Mindjewel


Mindjewel, designed by Alexander Polonsky, looks like a big colouring sparkling crystal,
which glows in red, green and blue. If you take a close look at it, then you recognize a five-sided,
transparent, symmetrical pyramid on each side.

The first task is to unfold the Mindjewel. This is relatively easy to achieve
so that within a short amount of time you hold a snake like object in your hands.
The aim is to rebuild the original crystal.


The technique is especially interesting:
Each five-sided pyramid has two slots on its pentagonal base.
The slots vary in their diameter and can pierce up to three edges.
A gum cord passes through the slots. This gum cord is responsible for the cohesion of the puzzle.
The twenty pyramids are linked to each other like on a chain.
The slots of neighbouring pyramids are opposite each other.
If you have a pyramid in front of you, which has three edges pierced by a slot,
then any of the three pierced edges can be placed next to the neighbouring pyramid.


Therefore, the number of the possible paths is:
2 * 2 * 2 * 2 * (2*3) * (2*2) * 2 * (2*2) * (3*2) * 2 = 36864
The number of combinations is relatively high. Nevertheless, the puzzle is not very difficult.
The puzzle can be easily mastered within a half hour, although there is only one path
which leads to the surface of a pentagon dodecahedron.

This puzzle excited me especially by the many twisting and turning of the pieces.
A crystal is relatively fast finished, which has only one or two pieces which do not fit.
This achievement encourages and spurs on to master the puzzle.
In my point of view, it is well suited for children.
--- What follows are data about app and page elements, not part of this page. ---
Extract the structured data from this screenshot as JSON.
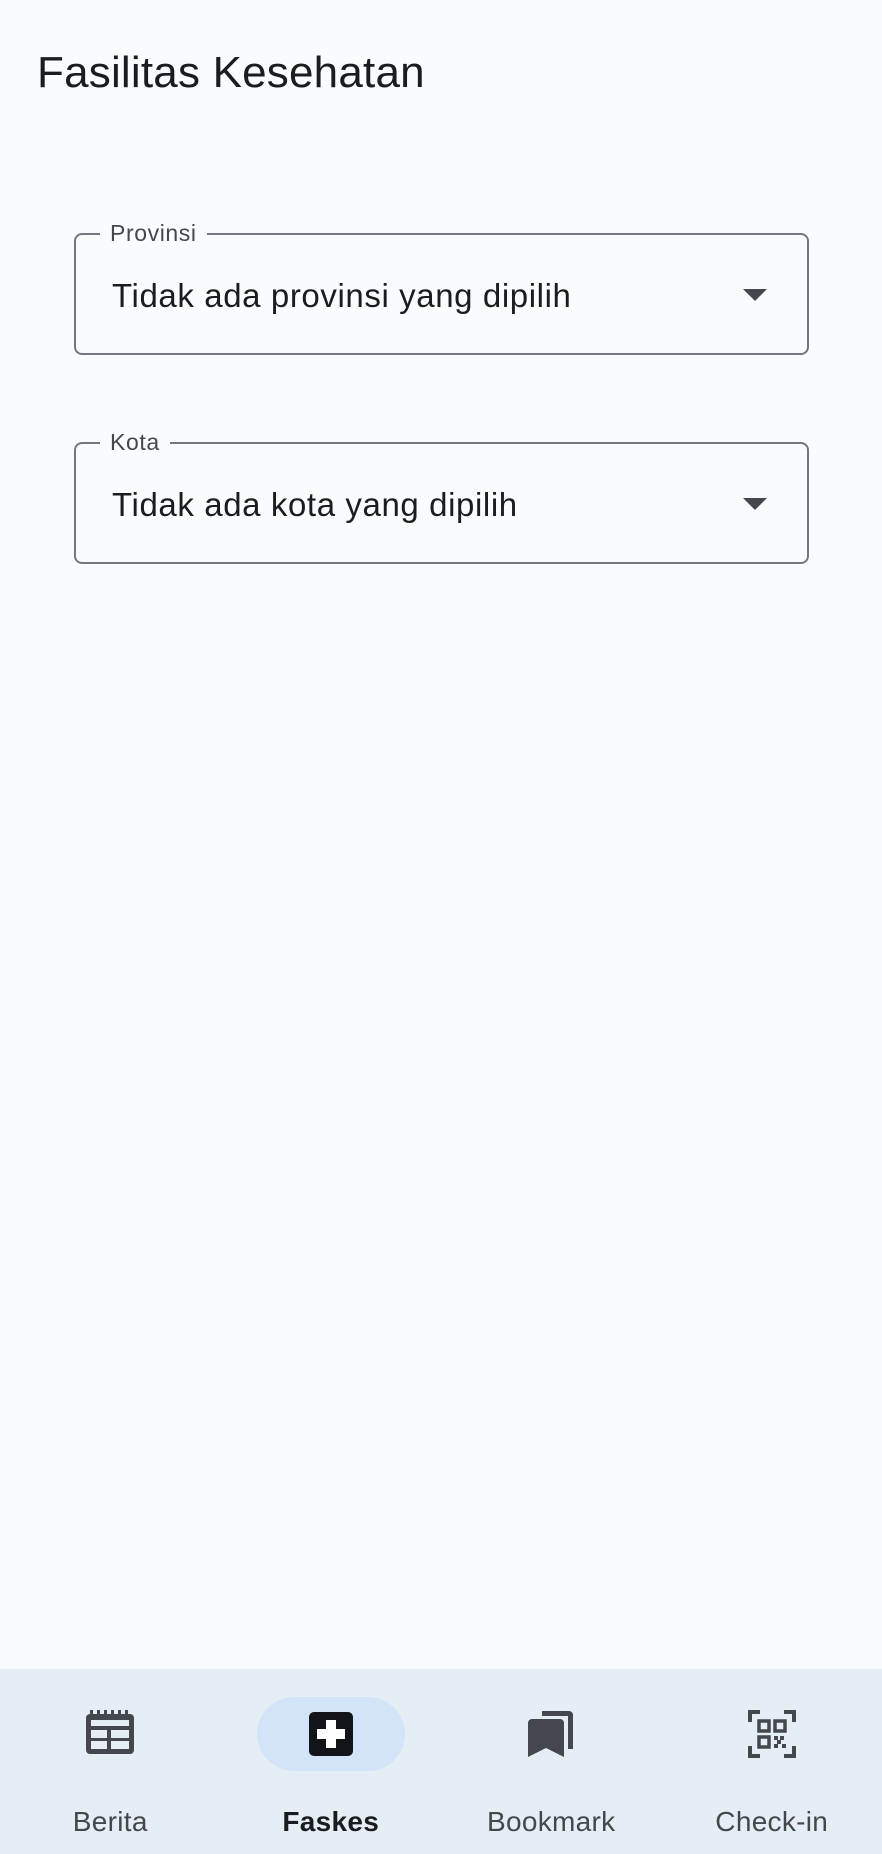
{
  "header": {
    "title": "Fasilitas Kesehatan"
  },
  "filters": {
    "provinsi": {
      "label": "Provinsi",
      "value": "Tidak ada provinsi yang dipilih"
    },
    "kota": {
      "label": "Kota",
      "value": "Tidak ada kota yang dipilih"
    }
  },
  "bottom_nav": {
    "active": "faskes",
    "items": [
      {
        "key": "berita",
        "label": "Berita",
        "icon": "newspaper-icon"
      },
      {
        "key": "faskes",
        "label": "Faskes",
        "icon": "medical-plus-icon"
      },
      {
        "key": "bookmark",
        "label": "Bookmark",
        "icon": "bookmarks-icon"
      },
      {
        "key": "checkin",
        "label": "Check-in",
        "icon": "qr-code-scanner-icon"
      }
    ]
  },
  "colors": {
    "background": "#fafbfe",
    "nav_background": "#e5edf5",
    "nav_active_indicator": "#d3e4f8",
    "outline": "#74777f",
    "text_primary": "#1b1c1f",
    "text_secondary": "#44474e"
  }
}
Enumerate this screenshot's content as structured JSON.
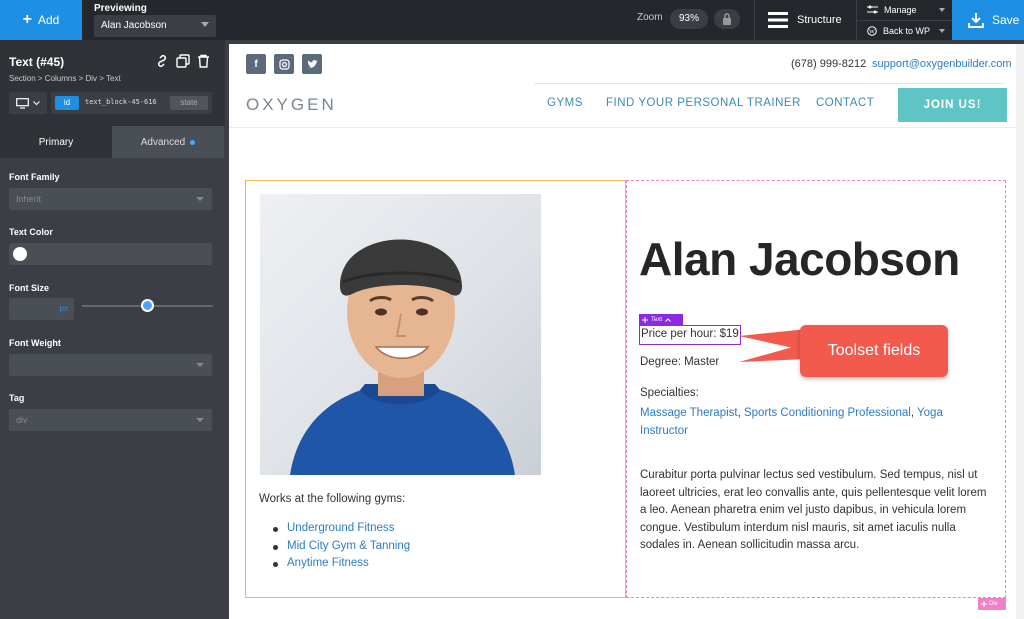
{
  "topbar": {
    "add_label": "Add",
    "previewing_label": "Previewing",
    "previewing_value": "Alan Jacobson",
    "zoom_label": "Zoom",
    "zoom_value": "93%",
    "structure_label": "Structure",
    "manage_label": "Manage",
    "back_label": "Back to WP",
    "save_label": "Save"
  },
  "panel": {
    "element_title": "Text (#45)",
    "breadcrumb": "Section > Columns > Div > Text",
    "id_pill": "id",
    "id_value": "text_block-45-616",
    "state_label": "state",
    "tabs": [
      {
        "label": "Primary"
      },
      {
        "label": "Advanced"
      }
    ],
    "fields": {
      "font_family_label": "Font Family",
      "font_family_value": "Inherit",
      "text_color_label": "Text Color",
      "font_size_label": "Font Size",
      "font_size_unit": "px",
      "font_weight_label": "Font Weight",
      "tag_label": "Tag",
      "tag_value": "div"
    }
  },
  "site": {
    "phone": "(678) 999-8212",
    "email": "support@oxygenbuilder.com",
    "logo": "OXYGEN",
    "nav": [
      "GYMS",
      "FIND YOUR PERSONAL TRAINER",
      "CONTACT"
    ],
    "join_label": "JOIN US!",
    "social": [
      "facebook-icon",
      "instagram-icon",
      "twitter-icon"
    ]
  },
  "profile": {
    "name": "Alan Jacobson",
    "text_tag": "Text",
    "price": "Price per hour: $19",
    "degree": "Degree: Master",
    "specialties_label": "Specialties:",
    "specialties": [
      "Massage Therapist",
      "Sports Conditioning Professional",
      "Yoga Instructor"
    ],
    "bio": "Curabitur porta pulvinar lectus sed vestibulum. Sed tempus, nisl ut laoreet ultricies, erat leo convallis ante, quis pellentesque velit lorem a leo. Aenean pharetra enim vel justo dapibus, in vehicula lorem congue. Vestibulum interdum nisl mauris, sit amet iaculis nulla sodales in. Aenean sollicitudin massa arcu.",
    "gyms_intro": "Works at the following gyms:",
    "gyms": [
      "Underground Fitness",
      "Mid City Gym & Tanning",
      "Anytime Fitness"
    ],
    "div_tag": "Div"
  },
  "callout": {
    "label": "Toolset fields",
    "color": "#f25a4e"
  },
  "colors": {
    "accent": "#1f8fe4",
    "join": "#5ec4c4",
    "link": "#2a7cc7",
    "selection": "#8a2be2",
    "div_outline": "#f080c8"
  }
}
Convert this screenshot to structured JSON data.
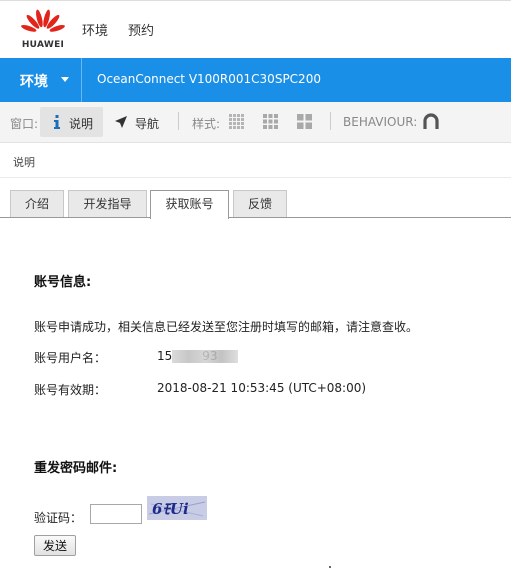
{
  "header": {
    "brand": "HUAWEI",
    "nav": [
      "环境",
      "预约"
    ]
  },
  "env_bar": {
    "env_label": "环境",
    "version": "OceanConnect V100R001C30SPC200",
    "color": "#1a8fe8"
  },
  "toolbar": {
    "window_label": "窗口:",
    "info_button": "说明",
    "nav_button": "导航",
    "style_label": "样式:",
    "behaviour_label": "BEHAVIOUR:"
  },
  "breadcrumb": "说明",
  "tabs": [
    "介绍",
    "开发指导",
    "获取账号",
    "反馈"
  ],
  "active_tab": "获取账号",
  "account": {
    "title": "账号信息:",
    "message": "账号申请成功，相关信息已经发送至您注册时填写的邮箱，请注意查收。",
    "username_label": "账号用户名：",
    "username_value": "15     93",
    "expiry_label": "账号有效期：",
    "expiry_value": "2018-08-21 10:53:45 (UTC+08:00)"
  },
  "resend": {
    "title": "重发密码邮件:",
    "captcha_label": "验证码：",
    "captcha_value": "",
    "captcha_text": "6ﾓUi",
    "send_button": "发送"
  }
}
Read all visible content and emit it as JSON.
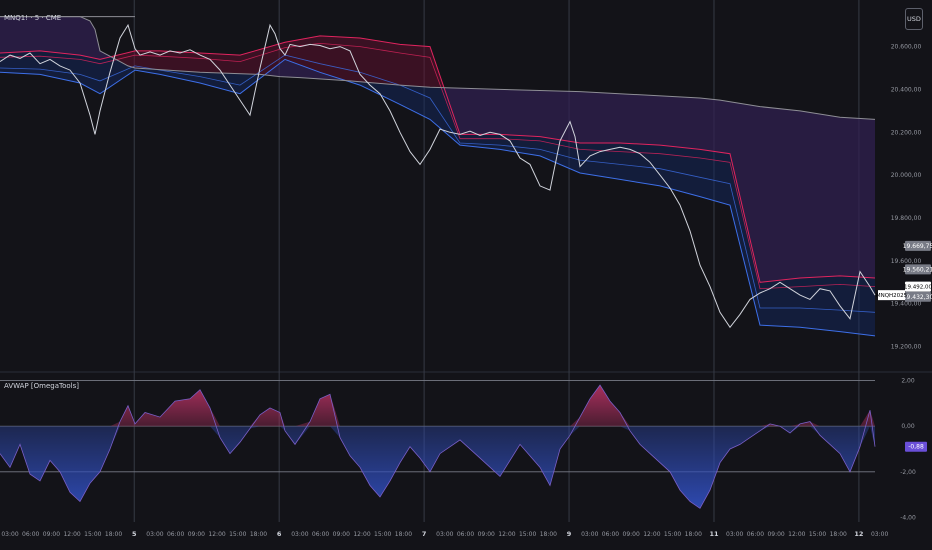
{
  "header": {
    "symbol_title": "MNQ1! · 5 · CME",
    "currency_button": "USD"
  },
  "indicator": {
    "title": "AVWAP [OmegaTools]"
  },
  "colors": {
    "background": "#131318",
    "grid": "#2a2e39",
    "price": "#d1d4dc",
    "upper_band": "#e0245e",
    "upper_fill": "#6b1030",
    "lower_band": "#3d6fe8",
    "lower_fill": "#142a66",
    "vwap_line": "#8e8e95",
    "osc_pos": "#b03060",
    "osc_neg": "#2f4cb8"
  },
  "chart_data": [
    {
      "type": "line",
      "title": "MNQ1! · 5 · CME",
      "yticks": [
        "20.600,00",
        "20.400,00",
        "20.200,00",
        "20.000,00",
        "19.800,00",
        "19.600,00",
        "19.400,00",
        "19.200,00"
      ],
      "ylim": [
        19100,
        20780
      ],
      "price_tags": [
        {
          "text": "19.669,75",
          "value": 19669.75,
          "color": "#787b86"
        },
        {
          "text": "19.560,21",
          "value": 19560.21,
          "color": "#787b86"
        },
        {
          "text": "19.492,00",
          "value": 19480,
          "color": "#ffffff"
        },
        {
          "text": "19.432,30",
          "value": 19432.3,
          "color": "#787b86"
        }
      ],
      "symbol_tag": "MNQH2025",
      "x_ticks": [
        "03:00",
        "06:00",
        "09:00",
        "12:00",
        "15:00",
        "18:00",
        "5",
        "03:00",
        "06:00",
        "09:00",
        "12:00",
        "15:00",
        "18:00",
        "6",
        "03:00",
        "06:00",
        "09:00",
        "12:00",
        "15:00",
        "18:00",
        "7",
        "03:00",
        "06:00",
        "09:00",
        "12:00",
        "15:00",
        "18:00",
        "9",
        "03:00",
        "06:00",
        "09:00",
        "12:00",
        "15:00",
        "18:00",
        "11",
        "03:00",
        "06:00",
        "09:00",
        "12:00",
        "15:00",
        "18:00",
        "12",
        "03:00"
      ],
      "day_separators": [
        "5",
        "6",
        "7",
        "9",
        "11",
        "12"
      ],
      "series": [
        {
          "role": "price",
          "x": [
            0,
            10,
            20,
            30,
            40,
            50,
            60,
            70,
            80,
            90,
            95,
            100,
            110,
            120,
            128,
            135,
            140,
            150,
            160,
            170,
            180,
            190,
            200,
            210,
            220,
            230,
            240,
            250,
            260,
            270,
            275,
            280,
            285,
            290,
            300,
            310,
            320,
            330,
            340,
            350,
            360,
            370,
            380,
            390,
            400,
            410,
            420,
            430,
            440,
            450,
            460,
            470,
            480,
            490,
            500,
            510,
            520,
            530,
            540,
            550,
            560,
            570,
            575,
            580,
            590,
            600,
            610,
            620,
            630,
            640,
            650,
            660,
            670,
            680,
            690,
            700,
            710,
            720,
            730,
            740,
            750,
            760,
            770,
            780,
            790,
            800,
            810,
            820,
            830,
            840,
            850,
            860,
            870,
            875
          ],
          "values": [
            20530,
            20560,
            20545,
            20570,
            20520,
            20540,
            20510,
            20490,
            20430,
            20280,
            20190,
            20300,
            20480,
            20640,
            20700,
            20590,
            20560,
            20575,
            20560,
            20580,
            20570,
            20585,
            20560,
            20540,
            20490,
            20420,
            20350,
            20280,
            20500,
            20700,
            20660,
            20590,
            20560,
            20610,
            20600,
            20610,
            20605,
            20590,
            20600,
            20580,
            20470,
            20420,
            20380,
            20300,
            20200,
            20110,
            20050,
            20120,
            20215,
            20200,
            20190,
            20205,
            20185,
            20200,
            20190,
            20160,
            20080,
            20050,
            19950,
            19930,
            20160,
            20250,
            20180,
            20040,
            20090,
            20110,
            20120,
            20130,
            20120,
            20100,
            20060,
            20000,
            19940,
            19860,
            19740,
            19580,
            19480,
            19360,
            19290,
            19350,
            19420,
            19450,
            19470,
            19500,
            19470,
            19440,
            19420,
            19470,
            19460,
            19390,
            19330,
            19550,
            19480,
            19440
          ]
        },
        {
          "role": "vwap_segment",
          "name": "",
          "x": [
            0,
            135
          ],
          "values": [
            20740,
            20740
          ]
        },
        {
          "role": "vwap_long",
          "x": [
            0,
            60,
            80,
            90,
            95,
            100,
            120,
            128,
            135,
            200,
            260,
            280,
            300,
            350,
            400,
            430,
            500,
            580,
            640,
            700,
            720,
            760,
            800,
            840,
            875
          ],
          "values": [
            20740,
            20740,
            20740,
            20720,
            20680,
            20580,
            20530,
            20510,
            20500,
            20480,
            20470,
            20460,
            20455,
            20440,
            20420,
            20410,
            20400,
            20390,
            20375,
            20360,
            20350,
            20320,
            20300,
            20270,
            20260
          ]
        },
        {
          "role": "upper_outer",
          "x": [
            0,
            40,
            80,
            100,
            135,
            160,
            200,
            240,
            285,
            320,
            360,
            400,
            430,
            460,
            500,
            540,
            580,
            620,
            660,
            700,
            730,
            760,
            800,
            840,
            875
          ],
          "values": [
            20570,
            20580,
            20560,
            20540,
            20580,
            20580,
            20570,
            20560,
            20620,
            20650,
            20640,
            20610,
            20600,
            20190,
            20190,
            20180,
            20150,
            20150,
            20140,
            20120,
            20100,
            19500,
            19520,
            19530,
            19520
          ]
        },
        {
          "role": "upper_inner",
          "x": [
            0,
            40,
            80,
            100,
            135,
            160,
            200,
            240,
            285,
            320,
            360,
            400,
            430,
            460,
            500,
            540,
            580,
            620,
            660,
            700,
            730,
            760,
            800,
            840,
            875
          ],
          "values": [
            20550,
            20555,
            20540,
            20520,
            20560,
            20555,
            20545,
            20530,
            20595,
            20615,
            20600,
            20570,
            20550,
            20170,
            20170,
            20160,
            20120,
            20110,
            20100,
            20080,
            20060,
            19470,
            19480,
            19490,
            19480
          ]
        },
        {
          "role": "lower_inner",
          "x": [
            0,
            40,
            80,
            100,
            135,
            160,
            200,
            240,
            285,
            320,
            360,
            400,
            430,
            460,
            500,
            540,
            580,
            620,
            660,
            700,
            730,
            760,
            800,
            840,
            875
          ],
          "values": [
            20500,
            20495,
            20470,
            20440,
            20510,
            20490,
            20460,
            20420,
            20560,
            20520,
            20480,
            20420,
            20360,
            20150,
            20140,
            20120,
            20070,
            20050,
            20030,
            19990,
            19960,
            19380,
            19380,
            19370,
            19360
          ]
        },
        {
          "role": "lower_outer",
          "x": [
            0,
            40,
            80,
            100,
            135,
            160,
            200,
            240,
            285,
            320,
            360,
            400,
            430,
            460,
            500,
            540,
            580,
            620,
            660,
            700,
            730,
            760,
            800,
            840,
            875
          ],
          "values": [
            20480,
            20470,
            20430,
            20380,
            20490,
            20470,
            20430,
            20380,
            20540,
            20480,
            20420,
            20330,
            20260,
            20140,
            20120,
            20090,
            20010,
            19980,
            19950,
            19900,
            19860,
            19300,
            19290,
            19270,
            19250
          ]
        }
      ]
    },
    {
      "type": "area",
      "title": "AVWAP [OmegaTools]",
      "yticks": [
        "2,00",
        "0,00",
        "-2,00",
        "-4,00"
      ],
      "ylim": [
        -4.2,
        2.2
      ],
      "value_tag": "-0,88",
      "levels": [
        2,
        0,
        -2
      ],
      "series": [
        {
          "x": [
            0,
            10,
            20,
            30,
            40,
            50,
            60,
            70,
            80,
            90,
            100,
            110,
            120,
            128,
            135,
            145,
            160,
            175,
            190,
            200,
            210,
            220,
            230,
            240,
            250,
            260,
            270,
            280,
            285,
            295,
            310,
            320,
            330,
            340,
            350,
            360,
            370,
            380,
            390,
            400,
            410,
            420,
            430,
            440,
            460,
            480,
            500,
            520,
            540,
            550,
            560,
            570,
            580,
            590,
            600,
            610,
            620,
            630,
            640,
            650,
            660,
            670,
            680,
            690,
            700,
            710,
            720,
            730,
            740,
            750,
            760,
            770,
            780,
            790,
            800,
            810,
            820,
            830,
            840,
            850,
            860,
            870,
            875
          ],
          "values": [
            -1.2,
            -1.8,
            -0.8,
            -2.1,
            -2.4,
            -1.5,
            -2.0,
            -2.9,
            -3.3,
            -2.5,
            -2.0,
            -1.0,
            0.2,
            0.9,
            0.1,
            0.6,
            0.4,
            1.1,
            1.2,
            1.6,
            0.8,
            -0.5,
            -1.2,
            -0.7,
            -0.1,
            0.5,
            0.8,
            0.6,
            -0.2,
            -0.8,
            0.2,
            1.2,
            1.4,
            -0.5,
            -1.3,
            -1.8,
            -2.6,
            -3.1,
            -2.4,
            -1.6,
            -0.9,
            -1.4,
            -2.0,
            -1.2,
            -0.6,
            -1.4,
            -2.2,
            -0.8,
            -1.8,
            -2.6,
            -1.0,
            -0.4,
            0.4,
            1.2,
            1.8,
            1.1,
            0.6,
            -0.2,
            -0.8,
            -1.2,
            -1.6,
            -2.0,
            -2.8,
            -3.3,
            -3.6,
            -2.8,
            -1.6,
            -1.0,
            -0.8,
            -0.5,
            -0.2,
            0.1,
            0.0,
            -0.3,
            0.1,
            0.2,
            -0.4,
            -0.8,
            -1.2,
            -2.0,
            -0.9,
            0.7,
            -0.9
          ]
        }
      ]
    }
  ]
}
The puzzle is not very difficult and offers fun without end.